    Shout! Factory has also carried over some archival piece from the old DVD release, beginning with a twenty-five-minute making of entitled Conjuring The Craft. This is made up of interviews with the principal cast and crew members, all of whom offer EPK style sound bites about the project, how they tried their utmost to treat the subject matter with respect, some strange happenings that occurred on set and more. The Making Of The Craft is a shorter six-minute EPK piece that is made up of vintage on-set interviews with the cast and crew.

    Also found on the disc are just under seven-minutes’ worth of deleted scenes that are available with optional commentary from Fleming, and the film’s original theatrical trailer. Menus and chapter selection are also included on the disc, which his packaged with some reversible cover sleeve art and, for the first pressing at least, a collectible slipcover. It’s a shame that there are no new interviews with the cast members here, but what Shout! Factory has provided is still pretty impressive.

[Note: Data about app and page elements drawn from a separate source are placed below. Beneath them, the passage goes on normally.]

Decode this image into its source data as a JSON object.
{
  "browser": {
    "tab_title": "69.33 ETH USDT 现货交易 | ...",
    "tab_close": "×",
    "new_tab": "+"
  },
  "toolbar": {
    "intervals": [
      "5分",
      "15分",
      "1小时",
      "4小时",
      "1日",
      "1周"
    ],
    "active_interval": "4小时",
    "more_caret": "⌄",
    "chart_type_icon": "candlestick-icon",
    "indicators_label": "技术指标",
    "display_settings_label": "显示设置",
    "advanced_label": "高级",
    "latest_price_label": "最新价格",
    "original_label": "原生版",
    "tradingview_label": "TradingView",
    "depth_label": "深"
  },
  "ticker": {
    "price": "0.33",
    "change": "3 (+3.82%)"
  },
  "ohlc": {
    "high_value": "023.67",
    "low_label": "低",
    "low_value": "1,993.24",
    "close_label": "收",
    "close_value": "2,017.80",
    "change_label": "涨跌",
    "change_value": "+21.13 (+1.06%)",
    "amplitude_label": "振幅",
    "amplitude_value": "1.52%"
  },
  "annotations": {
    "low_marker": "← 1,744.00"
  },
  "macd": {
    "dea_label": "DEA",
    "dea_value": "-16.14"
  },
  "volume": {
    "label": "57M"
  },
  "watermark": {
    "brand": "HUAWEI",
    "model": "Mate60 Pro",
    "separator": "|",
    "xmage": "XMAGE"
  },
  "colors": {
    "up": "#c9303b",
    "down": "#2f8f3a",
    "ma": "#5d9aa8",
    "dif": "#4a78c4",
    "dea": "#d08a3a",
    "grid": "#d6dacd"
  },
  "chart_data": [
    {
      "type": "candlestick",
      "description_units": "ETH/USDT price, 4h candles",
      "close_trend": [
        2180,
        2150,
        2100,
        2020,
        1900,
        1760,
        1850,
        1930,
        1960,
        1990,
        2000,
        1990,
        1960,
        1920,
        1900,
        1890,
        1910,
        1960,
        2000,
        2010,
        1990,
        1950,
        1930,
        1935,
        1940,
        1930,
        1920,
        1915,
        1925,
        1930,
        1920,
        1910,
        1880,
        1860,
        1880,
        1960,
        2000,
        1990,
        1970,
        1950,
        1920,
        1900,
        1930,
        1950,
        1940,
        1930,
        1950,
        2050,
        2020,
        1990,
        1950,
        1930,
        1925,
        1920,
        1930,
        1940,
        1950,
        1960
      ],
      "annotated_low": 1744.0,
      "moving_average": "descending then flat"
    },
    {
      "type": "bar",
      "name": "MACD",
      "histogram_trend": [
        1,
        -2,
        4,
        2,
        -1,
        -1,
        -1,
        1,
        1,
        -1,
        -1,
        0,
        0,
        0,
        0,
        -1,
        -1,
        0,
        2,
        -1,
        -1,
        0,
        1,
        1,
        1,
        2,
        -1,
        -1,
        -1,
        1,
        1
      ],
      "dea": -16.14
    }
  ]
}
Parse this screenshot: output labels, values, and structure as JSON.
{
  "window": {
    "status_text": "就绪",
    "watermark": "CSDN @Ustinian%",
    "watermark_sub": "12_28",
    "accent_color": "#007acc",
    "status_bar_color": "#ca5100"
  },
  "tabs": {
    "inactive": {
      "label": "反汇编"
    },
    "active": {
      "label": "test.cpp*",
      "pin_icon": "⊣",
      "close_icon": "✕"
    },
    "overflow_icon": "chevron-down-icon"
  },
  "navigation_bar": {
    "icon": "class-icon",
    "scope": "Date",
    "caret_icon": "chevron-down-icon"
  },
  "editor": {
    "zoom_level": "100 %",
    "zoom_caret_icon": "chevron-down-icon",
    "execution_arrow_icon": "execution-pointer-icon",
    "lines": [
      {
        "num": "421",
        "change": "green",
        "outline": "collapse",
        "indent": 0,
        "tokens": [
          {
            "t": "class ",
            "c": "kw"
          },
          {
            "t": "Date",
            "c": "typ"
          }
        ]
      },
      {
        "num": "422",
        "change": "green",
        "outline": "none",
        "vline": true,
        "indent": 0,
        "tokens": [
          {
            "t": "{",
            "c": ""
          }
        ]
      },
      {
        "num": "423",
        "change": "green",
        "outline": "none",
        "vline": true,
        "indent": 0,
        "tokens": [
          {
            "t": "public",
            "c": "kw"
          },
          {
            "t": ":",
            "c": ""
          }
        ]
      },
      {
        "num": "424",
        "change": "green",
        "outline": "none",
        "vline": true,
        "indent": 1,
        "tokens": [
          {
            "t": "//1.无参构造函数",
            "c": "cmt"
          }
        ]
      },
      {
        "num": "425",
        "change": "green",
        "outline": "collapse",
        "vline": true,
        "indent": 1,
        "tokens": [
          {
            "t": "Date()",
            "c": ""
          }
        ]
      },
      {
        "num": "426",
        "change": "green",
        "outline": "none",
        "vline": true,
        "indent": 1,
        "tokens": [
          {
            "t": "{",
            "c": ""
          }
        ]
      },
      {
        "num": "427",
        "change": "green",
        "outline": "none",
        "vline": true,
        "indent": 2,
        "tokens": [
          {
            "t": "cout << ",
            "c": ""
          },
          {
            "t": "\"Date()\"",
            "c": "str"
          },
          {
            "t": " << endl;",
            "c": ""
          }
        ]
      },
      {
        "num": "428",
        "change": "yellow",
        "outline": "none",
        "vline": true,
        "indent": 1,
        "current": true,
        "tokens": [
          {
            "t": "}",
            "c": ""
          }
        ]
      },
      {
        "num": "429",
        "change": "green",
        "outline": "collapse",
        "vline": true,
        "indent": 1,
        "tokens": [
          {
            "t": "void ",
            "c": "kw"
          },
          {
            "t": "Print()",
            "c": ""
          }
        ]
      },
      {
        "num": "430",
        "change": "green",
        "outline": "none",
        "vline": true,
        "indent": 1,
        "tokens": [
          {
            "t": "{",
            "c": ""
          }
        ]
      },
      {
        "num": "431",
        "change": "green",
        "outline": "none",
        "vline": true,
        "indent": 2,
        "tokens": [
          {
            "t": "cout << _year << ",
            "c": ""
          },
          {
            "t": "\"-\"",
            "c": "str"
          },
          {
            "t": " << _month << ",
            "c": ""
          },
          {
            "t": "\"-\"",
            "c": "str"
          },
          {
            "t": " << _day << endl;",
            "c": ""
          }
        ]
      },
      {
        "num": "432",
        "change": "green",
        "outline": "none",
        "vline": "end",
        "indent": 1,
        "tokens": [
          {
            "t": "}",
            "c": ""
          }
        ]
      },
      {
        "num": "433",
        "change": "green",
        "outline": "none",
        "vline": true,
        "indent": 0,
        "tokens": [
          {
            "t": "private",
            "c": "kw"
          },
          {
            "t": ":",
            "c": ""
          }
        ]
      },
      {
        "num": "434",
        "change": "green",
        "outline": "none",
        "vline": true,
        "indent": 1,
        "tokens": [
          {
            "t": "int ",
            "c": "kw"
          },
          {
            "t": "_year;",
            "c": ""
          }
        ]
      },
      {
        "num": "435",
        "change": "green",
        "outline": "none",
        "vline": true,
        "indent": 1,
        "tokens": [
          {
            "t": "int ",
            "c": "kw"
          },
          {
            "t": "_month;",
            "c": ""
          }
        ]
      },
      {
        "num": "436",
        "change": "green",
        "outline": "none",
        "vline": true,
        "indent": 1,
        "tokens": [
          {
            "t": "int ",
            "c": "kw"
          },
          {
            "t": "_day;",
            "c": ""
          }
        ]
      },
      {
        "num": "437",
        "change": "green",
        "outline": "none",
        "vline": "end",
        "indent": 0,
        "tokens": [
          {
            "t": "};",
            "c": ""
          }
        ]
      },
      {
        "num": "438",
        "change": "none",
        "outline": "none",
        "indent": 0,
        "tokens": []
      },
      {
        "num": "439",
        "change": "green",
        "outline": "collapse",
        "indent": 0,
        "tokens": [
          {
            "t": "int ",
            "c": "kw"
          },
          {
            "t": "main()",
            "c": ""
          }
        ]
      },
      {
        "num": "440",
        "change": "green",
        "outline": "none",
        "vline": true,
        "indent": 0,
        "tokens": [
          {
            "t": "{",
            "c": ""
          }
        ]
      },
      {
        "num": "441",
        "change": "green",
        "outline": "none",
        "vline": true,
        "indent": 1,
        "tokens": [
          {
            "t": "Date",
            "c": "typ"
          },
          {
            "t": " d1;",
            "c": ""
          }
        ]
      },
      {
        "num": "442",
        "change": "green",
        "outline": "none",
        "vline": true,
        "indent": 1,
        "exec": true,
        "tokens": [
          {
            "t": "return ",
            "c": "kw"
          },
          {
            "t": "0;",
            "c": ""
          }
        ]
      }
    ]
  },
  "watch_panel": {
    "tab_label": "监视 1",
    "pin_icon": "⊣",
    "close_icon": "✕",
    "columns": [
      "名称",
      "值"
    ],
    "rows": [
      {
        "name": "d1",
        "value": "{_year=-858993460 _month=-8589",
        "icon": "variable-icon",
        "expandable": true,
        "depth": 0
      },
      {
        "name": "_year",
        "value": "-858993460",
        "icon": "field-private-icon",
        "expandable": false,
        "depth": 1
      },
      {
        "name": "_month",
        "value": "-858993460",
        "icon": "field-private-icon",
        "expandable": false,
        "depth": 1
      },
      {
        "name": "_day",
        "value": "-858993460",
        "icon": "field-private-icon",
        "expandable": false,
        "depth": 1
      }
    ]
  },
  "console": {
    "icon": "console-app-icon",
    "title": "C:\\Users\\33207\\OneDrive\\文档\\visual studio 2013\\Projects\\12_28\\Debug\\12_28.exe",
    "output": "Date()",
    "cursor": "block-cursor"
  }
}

    The Craft – The Final Word:

    Shout! Factory gives The Craft plenty of great new extras but recycles the older transfer, making this one a mixed bag. Hardcore fans of the film will likely want to grab this for the supplemental material but the movie should have looked better than it does here. The movie itself is not a great film by any stretch, but it has its moments.

    Click on the images below for full sized The Craft Blu-ray screen caps!






























    Comments 2 Comments
    1. cinemacide's Avatar
      cinemacide -
      My problem is the price. $29 for an old transfer just bugs me.
    1. moviegeek86's Avatar
      moviegeek86 -
      I like the movie but no way I'm paying nearly 30 bucks for an older transfer.